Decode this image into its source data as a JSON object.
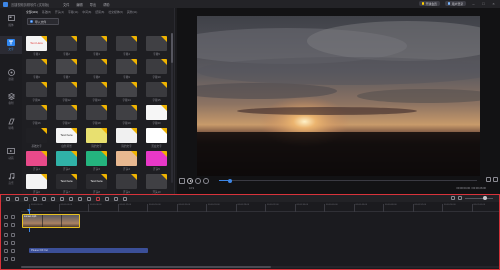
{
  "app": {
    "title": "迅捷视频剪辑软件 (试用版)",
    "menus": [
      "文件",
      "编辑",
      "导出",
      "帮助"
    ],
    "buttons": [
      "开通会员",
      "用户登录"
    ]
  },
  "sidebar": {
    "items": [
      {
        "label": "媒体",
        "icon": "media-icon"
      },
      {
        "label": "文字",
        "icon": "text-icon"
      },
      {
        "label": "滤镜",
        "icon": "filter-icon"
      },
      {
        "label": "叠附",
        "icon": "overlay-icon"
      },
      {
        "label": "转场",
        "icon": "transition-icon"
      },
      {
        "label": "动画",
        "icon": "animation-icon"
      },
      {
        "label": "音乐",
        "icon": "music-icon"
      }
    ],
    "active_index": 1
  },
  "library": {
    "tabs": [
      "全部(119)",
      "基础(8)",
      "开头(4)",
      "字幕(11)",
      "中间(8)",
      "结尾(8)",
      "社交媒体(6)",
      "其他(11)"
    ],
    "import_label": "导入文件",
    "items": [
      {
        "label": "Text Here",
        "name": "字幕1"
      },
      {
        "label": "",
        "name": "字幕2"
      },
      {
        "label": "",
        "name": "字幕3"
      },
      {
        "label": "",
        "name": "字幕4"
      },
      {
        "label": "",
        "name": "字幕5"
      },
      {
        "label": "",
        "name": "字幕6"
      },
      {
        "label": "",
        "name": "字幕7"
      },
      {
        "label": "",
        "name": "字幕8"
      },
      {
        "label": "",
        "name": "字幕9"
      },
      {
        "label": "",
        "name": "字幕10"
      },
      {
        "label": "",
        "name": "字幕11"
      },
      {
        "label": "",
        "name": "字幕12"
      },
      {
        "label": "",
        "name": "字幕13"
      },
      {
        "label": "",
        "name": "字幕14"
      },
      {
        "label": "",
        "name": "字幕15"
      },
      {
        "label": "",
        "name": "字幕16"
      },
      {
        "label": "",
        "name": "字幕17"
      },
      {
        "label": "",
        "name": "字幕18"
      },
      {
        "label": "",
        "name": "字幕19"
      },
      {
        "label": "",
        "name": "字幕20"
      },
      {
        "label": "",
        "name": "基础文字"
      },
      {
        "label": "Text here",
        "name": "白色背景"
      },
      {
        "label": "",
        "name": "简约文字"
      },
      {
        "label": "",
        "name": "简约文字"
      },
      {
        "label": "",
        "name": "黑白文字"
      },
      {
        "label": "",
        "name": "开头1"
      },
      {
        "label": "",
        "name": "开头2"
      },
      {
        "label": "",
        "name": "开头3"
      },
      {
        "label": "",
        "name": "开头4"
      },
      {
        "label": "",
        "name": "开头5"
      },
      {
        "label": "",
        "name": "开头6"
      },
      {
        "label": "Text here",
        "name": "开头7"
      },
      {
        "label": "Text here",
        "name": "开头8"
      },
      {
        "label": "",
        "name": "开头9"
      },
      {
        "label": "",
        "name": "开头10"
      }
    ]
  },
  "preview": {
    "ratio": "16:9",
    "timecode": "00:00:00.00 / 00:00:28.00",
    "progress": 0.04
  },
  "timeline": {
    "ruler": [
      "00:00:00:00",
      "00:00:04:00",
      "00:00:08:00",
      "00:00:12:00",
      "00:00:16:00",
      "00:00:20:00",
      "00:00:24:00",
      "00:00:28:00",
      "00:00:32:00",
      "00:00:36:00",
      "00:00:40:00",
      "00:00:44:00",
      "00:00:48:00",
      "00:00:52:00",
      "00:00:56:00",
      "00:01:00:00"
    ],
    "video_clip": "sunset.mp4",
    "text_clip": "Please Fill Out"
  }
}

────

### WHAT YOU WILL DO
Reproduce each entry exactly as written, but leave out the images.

### ANSWER TO THIS PROBLEM
Decode this image into its source data as a JSON object.
{
  "app": {
    "title": "迅捷视频剪辑软件 (试用版)",
    "menus": [
      "文件",
      "编辑",
      "导出",
      "帮助"
    ],
    "buttons": [
      "开通会员",
      "用户登录"
    ]
  },
  "sidebar": {
    "items": [
      {
        "label": "媒体",
        "icon": "media-icon"
      },
      {
        "label": "文字",
        "icon": "text-icon"
      },
      {
        "label": "滤镜",
        "icon": "filter-icon"
      },
      {
        "label": "叠附",
        "icon": "overlay-icon"
      },
      {
        "label": "转场",
        "icon": "transition-icon"
      },
      {
        "label": "动画",
        "icon": "animation-icon"
      },
      {
        "label": "音乐",
        "icon": "music-icon"
      }
    ],
    "active_index": 1
  },
  "library": {
    "tabs": [
      "全部(119)",
      "基础(8)",
      "开头(4)",
      "字幕(11)",
      "中间(8)",
      "结尾(8)",
      "社交媒体(6)",
      "其他(11)"
    ],
    "import_label": "导入文件",
    "items": [
      {
        "label": "Text Here",
        "name": "字幕1"
      },
      {
        "label": "",
        "name": "字幕2"
      },
      {
        "label": "",
        "name": "字幕3"
      },
      {
        "label": "",
        "name": "字幕4"
      },
      {
        "label": "",
        "name": "字幕5"
      },
      {
        "label": "",
        "name": "字幕6"
      },
      {
        "label": "",
        "name": "字幕7"
      },
      {
        "label": "",
        "name": "字幕8"
      },
      {
        "label": "",
        "name": "字幕9"
      },
      {
        "label": "",
        "name": "字幕10"
      },
      {
        "label": "",
        "name": "字幕11"
      },
      {
        "label": "",
        "name": "字幕12"
      },
      {
        "label": "",
        "name": "字幕13"
      },
      {
        "label": "",
        "name": "字幕14"
      },
      {
        "label": "",
        "name": "字幕15"
      },
      {
        "label": "",
        "name": "字幕16"
      },
      {
        "label": "",
        "name": "字幕17"
      },
      {
        "label": "",
        "name": "字幕18"
      },
      {
        "label": "",
        "name": "字幕19"
      },
      {
        "label": "",
        "name": "字幕20"
      },
      {
        "label": "",
        "name": "基础文字"
      },
      {
        "label": "Text here",
        "name": "白色背景"
      },
      {
        "label": "",
        "name": "简约文字"
      },
      {
        "label": "",
        "name": "简约文字"
      },
      {
        "label": "",
        "name": "黑白文字"
      },
      {
        "label": "",
        "name": "开头1"
      },
      {
        "label": "",
        "name": "开头2"
      },
      {
        "label": "",
        "name": "开头3"
      },
      {
        "label": "",
        "name": "开头4"
      },
      {
        "label": "",
        "name": "开头5"
      },
      {
        "label": "",
        "name": "开头6"
      },
      {
        "label": "Text here",
        "name": "开头7"
      },
      {
        "label": "Text here",
        "name": "开头8"
      },
      {
        "label": "",
        "name": "开头9"
      },
      {
        "label": "",
        "name": "开头10"
      }
    ]
  },
  "preview": {
    "ratio": "16:9",
    "timecode": "00:00:00.00 / 00:00:28.00",
    "progress": 0.04
  },
  "timeline": {
    "ruler": [
      "00:00:00:00",
      "00:00:04:00",
      "00:00:08:00",
      "00:00:12:00",
      "00:00:16:00",
      "00:00:20:00",
      "00:00:24:00",
      "00:00:28:00",
      "00:00:32:00",
      "00:00:36:00",
      "00:00:40:00",
      "00:00:44:00",
      "00:00:48:00",
      "00:00:52:00",
      "00:00:56:00",
      "00:01:00:00"
    ],
    "video_clip": "sunset.mp4",
    "text_clip": "Please Fill Out"
  }
}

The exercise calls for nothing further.